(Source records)
━━━━━━━━━━━━━━━━━━━━━━━━━━━━━━

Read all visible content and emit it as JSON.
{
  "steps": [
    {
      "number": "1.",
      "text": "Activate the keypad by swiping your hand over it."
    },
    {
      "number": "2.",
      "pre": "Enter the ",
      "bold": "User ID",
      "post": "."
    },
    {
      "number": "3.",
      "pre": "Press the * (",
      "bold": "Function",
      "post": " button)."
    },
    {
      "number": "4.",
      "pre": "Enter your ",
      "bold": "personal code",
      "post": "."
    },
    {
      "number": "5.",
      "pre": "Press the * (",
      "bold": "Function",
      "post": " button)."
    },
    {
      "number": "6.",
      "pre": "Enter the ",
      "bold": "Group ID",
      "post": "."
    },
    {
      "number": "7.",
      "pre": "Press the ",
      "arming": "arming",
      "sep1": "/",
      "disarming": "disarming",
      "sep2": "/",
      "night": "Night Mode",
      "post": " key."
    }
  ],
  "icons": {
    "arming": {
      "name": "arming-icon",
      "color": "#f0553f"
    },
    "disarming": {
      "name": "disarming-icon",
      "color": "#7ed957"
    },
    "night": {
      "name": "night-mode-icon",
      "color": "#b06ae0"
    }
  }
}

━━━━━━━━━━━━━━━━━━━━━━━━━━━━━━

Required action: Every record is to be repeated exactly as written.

Answer box:
Read all visible content and emit it as JSON.
{
  "steps": [
    {
      "number": "1.",
      "text": "Activate the keypad by swiping your hand over it."
    },
    {
      "number": "2.",
      "pre": "Enter the ",
      "bold": "User ID",
      "post": "."
    },
    {
      "number": "3.",
      "pre": "Press the * (",
      "bold": "Function",
      "post": " button)."
    },
    {
      "number": "4.",
      "pre": "Enter your ",
      "bold": "personal code",
      "post": "."
    },
    {
      "number": "5.",
      "pre": "Press the * (",
      "bold": "Function",
      "post": " button)."
    },
    {
      "number": "6.",
      "pre": "Enter the ",
      "bold": "Group ID",
      "post": "."
    },
    {
      "number": "7.",
      "pre": "Press the ",
      "arming": "arming",
      "sep1": "/",
      "disarming": "disarming",
      "sep2": "/",
      "night": "Night Mode",
      "post": " key."
    }
  ],
  "icons": {
    "arming": {
      "name": "arming-icon",
      "color": "#f0553f"
    },
    "disarming": {
      "name": "disarming-icon",
      "color": "#7ed957"
    },
    "night": {
      "name": "night-mode-icon",
      "color": "#b06ae0"
    }
  }
}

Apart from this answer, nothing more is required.